▶ WORK ITEM: Copy out all of the records, exactly as they appear.

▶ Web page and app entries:

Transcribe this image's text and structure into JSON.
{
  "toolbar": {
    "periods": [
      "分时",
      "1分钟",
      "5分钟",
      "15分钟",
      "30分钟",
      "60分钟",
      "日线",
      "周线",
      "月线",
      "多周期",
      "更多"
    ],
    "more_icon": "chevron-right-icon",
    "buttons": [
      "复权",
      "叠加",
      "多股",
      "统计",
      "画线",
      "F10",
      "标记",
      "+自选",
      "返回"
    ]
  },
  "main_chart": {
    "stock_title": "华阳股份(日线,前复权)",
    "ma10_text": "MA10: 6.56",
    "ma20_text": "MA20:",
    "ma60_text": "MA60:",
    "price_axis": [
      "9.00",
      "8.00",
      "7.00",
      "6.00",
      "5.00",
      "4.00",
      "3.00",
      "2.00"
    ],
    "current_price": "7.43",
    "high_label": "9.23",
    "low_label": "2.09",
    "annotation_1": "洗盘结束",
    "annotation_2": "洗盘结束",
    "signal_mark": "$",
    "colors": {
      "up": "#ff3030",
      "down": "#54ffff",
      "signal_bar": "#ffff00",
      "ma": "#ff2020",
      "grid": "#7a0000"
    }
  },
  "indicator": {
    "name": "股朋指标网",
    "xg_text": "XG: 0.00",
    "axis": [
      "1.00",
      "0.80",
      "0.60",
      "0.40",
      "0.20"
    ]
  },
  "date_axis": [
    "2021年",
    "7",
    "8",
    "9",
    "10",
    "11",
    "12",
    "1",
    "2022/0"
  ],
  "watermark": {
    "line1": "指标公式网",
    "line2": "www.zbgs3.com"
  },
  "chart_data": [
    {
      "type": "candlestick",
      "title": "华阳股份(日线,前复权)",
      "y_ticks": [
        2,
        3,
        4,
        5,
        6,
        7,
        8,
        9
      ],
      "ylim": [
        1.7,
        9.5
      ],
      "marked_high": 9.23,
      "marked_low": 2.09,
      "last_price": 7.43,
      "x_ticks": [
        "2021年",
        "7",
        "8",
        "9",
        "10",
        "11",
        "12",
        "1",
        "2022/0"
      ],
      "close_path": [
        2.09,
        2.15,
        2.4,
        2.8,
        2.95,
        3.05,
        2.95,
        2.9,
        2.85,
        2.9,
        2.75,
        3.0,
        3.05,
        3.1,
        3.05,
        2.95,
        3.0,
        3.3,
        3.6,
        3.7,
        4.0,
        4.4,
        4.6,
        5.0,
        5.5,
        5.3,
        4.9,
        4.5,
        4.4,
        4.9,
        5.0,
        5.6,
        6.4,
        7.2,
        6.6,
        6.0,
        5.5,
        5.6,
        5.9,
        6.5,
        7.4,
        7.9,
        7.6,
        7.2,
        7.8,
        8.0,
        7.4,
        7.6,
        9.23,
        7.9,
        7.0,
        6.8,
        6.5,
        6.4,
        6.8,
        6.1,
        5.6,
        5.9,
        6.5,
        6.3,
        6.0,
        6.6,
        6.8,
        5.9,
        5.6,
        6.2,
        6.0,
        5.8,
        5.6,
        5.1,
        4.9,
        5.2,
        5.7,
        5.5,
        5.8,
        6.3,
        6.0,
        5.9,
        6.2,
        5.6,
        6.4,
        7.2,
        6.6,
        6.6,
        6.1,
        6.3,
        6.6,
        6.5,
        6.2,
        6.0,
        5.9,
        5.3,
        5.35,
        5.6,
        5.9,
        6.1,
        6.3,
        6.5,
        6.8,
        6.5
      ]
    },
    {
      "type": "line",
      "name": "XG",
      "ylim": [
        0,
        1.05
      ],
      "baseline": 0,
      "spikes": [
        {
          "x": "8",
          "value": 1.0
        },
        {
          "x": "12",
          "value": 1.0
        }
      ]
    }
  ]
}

▶ SOLUTION FOR THIS EXERCISE:
Transcribe this image's text and structure into JSON.
{
  "toolbar": {
    "periods": [
      "分时",
      "1分钟",
      "5分钟",
      "15分钟",
      "30分钟",
      "60分钟",
      "日线",
      "周线",
      "月线",
      "多周期",
      "更多"
    ],
    "more_icon": "chevron-right-icon",
    "buttons": [
      "复权",
      "叠加",
      "多股",
      "统计",
      "画线",
      "F10",
      "标记",
      "+自选",
      "返回"
    ]
  },
  "main_chart": {
    "stock_title": "华阳股份(日线,前复权)",
    "ma10_text": "MA10: 6.56",
    "ma20_text": "MA20:",
    "ma60_text": "MA60:",
    "price_axis": [
      "9.00",
      "8.00",
      "7.00",
      "6.00",
      "5.00",
      "4.00",
      "3.00",
      "2.00"
    ],
    "current_price": "7.43",
    "high_label": "9.23",
    "low_label": "2.09",
    "annotation_1": "洗盘结束",
    "annotation_2": "洗盘结束",
    "signal_mark": "$",
    "colors": {
      "up": "#ff3030",
      "down": "#54ffff",
      "signal_bar": "#ffff00",
      "ma": "#ff2020",
      "grid": "#7a0000"
    }
  },
  "indicator": {
    "name": "股朋指标网",
    "xg_text": "XG: 0.00",
    "axis": [
      "1.00",
      "0.80",
      "0.60",
      "0.40",
      "0.20"
    ]
  },
  "date_axis": [
    "2021年",
    "7",
    "8",
    "9",
    "10",
    "11",
    "12",
    "1",
    "2022/0"
  ],
  "watermark": {
    "line1": "指标公式网",
    "line2": "www.zbgs3.com"
  },
  "chart_data": [
    {
      "type": "candlestick",
      "title": "华阳股份(日线,前复权)",
      "y_ticks": [
        2,
        3,
        4,
        5,
        6,
        7,
        8,
        9
      ],
      "ylim": [
        1.7,
        9.5
      ],
      "marked_high": 9.23,
      "marked_low": 2.09,
      "last_price": 7.43,
      "x_ticks": [
        "2021年",
        "7",
        "8",
        "9",
        "10",
        "11",
        "12",
        "1",
        "2022/0"
      ],
      "close_path": [
        2.09,
        2.15,
        2.4,
        2.8,
        2.95,
        3.05,
        2.95,
        2.9,
        2.85,
        2.9,
        2.75,
        3.0,
        3.05,
        3.1,
        3.05,
        2.95,
        3.0,
        3.3,
        3.6,
        3.7,
        4.0,
        4.4,
        4.6,
        5.0,
        5.5,
        5.3,
        4.9,
        4.5,
        4.4,
        4.9,
        5.0,
        5.6,
        6.4,
        7.2,
        6.6,
        6.0,
        5.5,
        5.6,
        5.9,
        6.5,
        7.4,
        7.9,
        7.6,
        7.2,
        7.8,
        8.0,
        7.4,
        7.6,
        9.23,
        7.9,
        7.0,
        6.8,
        6.5,
        6.4,
        6.8,
        6.1,
        5.6,
        5.9,
        6.5,
        6.3,
        6.0,
        6.6,
        6.8,
        5.9,
        5.6,
        6.2,
        6.0,
        5.8,
        5.6,
        5.1,
        4.9,
        5.2,
        5.7,
        5.5,
        5.8,
        6.3,
        6.0,
        5.9,
        6.2,
        5.6,
        6.4,
        7.2,
        6.6,
        6.6,
        6.1,
        6.3,
        6.6,
        6.5,
        6.2,
        6.0,
        5.9,
        5.3,
        5.35,
        5.6,
        5.9,
        6.1,
        6.3,
        6.5,
        6.8,
        6.5
      ]
    },
    {
      "type": "line",
      "name": "XG",
      "ylim": [
        0,
        1.05
      ],
      "baseline": 0,
      "spikes": [
        {
          "x": "8",
          "value": 1.0
        },
        {
          "x": "12",
          "value": 1.0
        }
      ]
    }
  ]
}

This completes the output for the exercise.